Leading consulting firm Frost & Sullivan, in partnership with China retail strategy expert Azoya Consulting, released its new research report, 'The Cross-border eCommerce (Haitao) Opportunity in China', on 14th May 2018.
Driving Chinese sales
With the largest global online shopping market, China has more than 500 million online shoppers and is expected to spend over $1 trillion (€834 bn) in 2018. Of this figure, cross-border eCommerce purchases — from retailers outside of China, otherwise known as Haitao — will reach $125 bn (€104.3 bn) this year.
"The research revealed the strong interest and expenditure amongst Chinese consumers in buying online from overseas retailers, with the average online shopper in China spending almost $850 (€709) per year on purchases from overseas retailers," revealed Mark Dougan, Consulting Director, Asia-Pacific, Frost & Sullivan.
"Our research indicated that Chinese consumers are significantly motivated by the perceived higher quality and lower risk of buying fake goods that overseas retailers offer."

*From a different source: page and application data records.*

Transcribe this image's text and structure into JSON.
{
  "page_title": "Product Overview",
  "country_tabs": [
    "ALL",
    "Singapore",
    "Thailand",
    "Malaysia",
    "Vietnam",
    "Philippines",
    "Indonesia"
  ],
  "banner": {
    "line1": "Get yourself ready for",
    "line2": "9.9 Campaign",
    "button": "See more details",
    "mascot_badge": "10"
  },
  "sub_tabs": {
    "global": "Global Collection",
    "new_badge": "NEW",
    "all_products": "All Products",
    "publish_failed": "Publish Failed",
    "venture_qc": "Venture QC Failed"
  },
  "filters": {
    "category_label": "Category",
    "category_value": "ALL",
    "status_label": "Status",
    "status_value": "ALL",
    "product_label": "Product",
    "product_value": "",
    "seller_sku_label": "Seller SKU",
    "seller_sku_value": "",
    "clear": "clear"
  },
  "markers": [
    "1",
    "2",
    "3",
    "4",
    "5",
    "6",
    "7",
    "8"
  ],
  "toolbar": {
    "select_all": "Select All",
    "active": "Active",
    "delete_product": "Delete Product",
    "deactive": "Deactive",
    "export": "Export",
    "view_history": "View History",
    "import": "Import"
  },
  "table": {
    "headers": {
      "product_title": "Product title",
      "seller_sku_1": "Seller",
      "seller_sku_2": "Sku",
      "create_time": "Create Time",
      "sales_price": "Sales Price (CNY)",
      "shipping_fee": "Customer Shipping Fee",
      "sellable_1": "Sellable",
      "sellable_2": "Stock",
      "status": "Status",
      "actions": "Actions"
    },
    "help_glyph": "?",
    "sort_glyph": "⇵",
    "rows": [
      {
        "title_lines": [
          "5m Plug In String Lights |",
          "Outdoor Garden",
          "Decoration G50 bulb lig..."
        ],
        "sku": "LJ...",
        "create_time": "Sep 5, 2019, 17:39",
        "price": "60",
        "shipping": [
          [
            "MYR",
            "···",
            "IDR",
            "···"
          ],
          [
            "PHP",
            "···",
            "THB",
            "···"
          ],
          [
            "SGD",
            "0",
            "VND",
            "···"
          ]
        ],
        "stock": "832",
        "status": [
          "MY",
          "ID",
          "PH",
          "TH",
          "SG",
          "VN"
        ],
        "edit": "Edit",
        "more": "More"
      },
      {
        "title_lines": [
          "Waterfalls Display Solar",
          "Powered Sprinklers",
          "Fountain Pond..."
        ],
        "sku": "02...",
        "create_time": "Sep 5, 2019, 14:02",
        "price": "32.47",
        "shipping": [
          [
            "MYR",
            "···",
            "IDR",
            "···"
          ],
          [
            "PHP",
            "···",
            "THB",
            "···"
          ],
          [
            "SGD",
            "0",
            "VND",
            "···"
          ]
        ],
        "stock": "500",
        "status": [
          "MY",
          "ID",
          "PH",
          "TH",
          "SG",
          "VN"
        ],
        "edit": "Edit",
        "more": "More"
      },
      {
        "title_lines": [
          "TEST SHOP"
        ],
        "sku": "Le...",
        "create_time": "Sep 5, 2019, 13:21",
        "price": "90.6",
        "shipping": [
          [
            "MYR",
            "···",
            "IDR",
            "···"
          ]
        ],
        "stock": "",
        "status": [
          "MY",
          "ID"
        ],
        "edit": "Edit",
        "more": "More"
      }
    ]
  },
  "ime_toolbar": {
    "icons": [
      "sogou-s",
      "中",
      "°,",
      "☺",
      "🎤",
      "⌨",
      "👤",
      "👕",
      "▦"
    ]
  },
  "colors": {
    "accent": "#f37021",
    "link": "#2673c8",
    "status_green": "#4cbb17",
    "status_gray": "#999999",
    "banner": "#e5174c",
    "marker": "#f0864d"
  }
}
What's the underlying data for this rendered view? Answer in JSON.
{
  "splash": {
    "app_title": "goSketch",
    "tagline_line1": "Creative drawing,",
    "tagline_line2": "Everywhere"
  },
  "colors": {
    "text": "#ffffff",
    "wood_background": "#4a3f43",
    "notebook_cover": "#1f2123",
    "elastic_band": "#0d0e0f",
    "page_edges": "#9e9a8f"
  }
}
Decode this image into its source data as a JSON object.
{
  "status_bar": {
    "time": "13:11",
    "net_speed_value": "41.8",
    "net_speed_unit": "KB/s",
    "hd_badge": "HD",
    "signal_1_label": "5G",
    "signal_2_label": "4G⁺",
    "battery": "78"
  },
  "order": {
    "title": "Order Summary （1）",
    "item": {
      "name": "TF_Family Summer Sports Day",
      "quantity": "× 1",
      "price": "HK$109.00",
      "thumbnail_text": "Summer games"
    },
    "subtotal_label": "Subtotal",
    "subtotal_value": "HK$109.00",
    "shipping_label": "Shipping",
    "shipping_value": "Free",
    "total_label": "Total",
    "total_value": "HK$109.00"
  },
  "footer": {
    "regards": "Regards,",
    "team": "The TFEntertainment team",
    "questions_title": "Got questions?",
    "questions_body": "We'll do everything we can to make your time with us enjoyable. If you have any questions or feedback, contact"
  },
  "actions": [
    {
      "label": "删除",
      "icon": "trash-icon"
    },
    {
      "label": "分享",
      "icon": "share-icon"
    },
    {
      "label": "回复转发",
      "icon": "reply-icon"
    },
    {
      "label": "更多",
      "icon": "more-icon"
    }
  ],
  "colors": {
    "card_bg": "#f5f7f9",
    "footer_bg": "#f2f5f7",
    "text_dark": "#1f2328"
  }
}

The research study collected information from over 1,000 online shoppers in China, combined with findings from over 100 global retailer and brand owner interviews.
Beauty buys online
Growth Partnership Company, Frost & Sullivan, and China e-commerce strategy provider, Azoya Consulting, found that 63% of Chinese shoppers plan to increase their online spending in 2018 compared to 2017, indicating how cross-border digital retail is set to grow.
Beauty and cosmetics purchases make up 20% of the product category bought from overseas retailers, second only to fashion as the leading sector with 22% of purchases.
Chinese online shoppers have the largest amount of confidence in Japan (72%) as its overseas origin country of choice, followed by South Korea at 60%, the US at 55% and Australia at 37%.
On average, females spend $976 (€814) per year, 20% more than males. While men opt for convenience and fast delivery, women look for customer support with the Chinese language, along with necessary content on the supplier’s website.
Opening up Chinese opportunities
Initiatives in recent years such as free trade zones have opened up its domestic e-Commerce market to global vendors. Today, over 80% of global retailers now view China as “an attractive market opportunity”, Frost & Sullivan revealed in its recent press release. Despite its potential, at present, only 30% of online retailers “are satisfied with their current level of sales in China”.
As a result, independent eCommerce web stores are in demand. This comes as only 21% of retailers using China as its only online channel reveal they are satisfied with their sales levels.
Competing brands, intense price competition, margin-eroding commissions and high upfront costs typify the Chinese online retail marketplace.
What needs to be done?
“Confusing and highly competitive,” are two terms used to describe the Chinese marketplace.
"To build a brand that Chinese consumers trust, which commands a healthy profit margin and repeat buyers, retailers need to approach customers through multiple touchpoints. The key channel should be within retailers' control, accompanied by supplementary platforms," highlighted Don Zhao, Co-Founder of Azoya International.
"More and more retailers are establishing standalone websites as the core of their strategies, as these sites directly connect retailers with Chinese consumers who desire foreign brands while empowering retailers with flexibility and control over their business."
Brands need to prioritise a relevant market entry strategy to ensure they remain attractive to their target audiences. They must connect the correct products with the most appropriate channels and communicate these effectively to resonate with online buyers in China.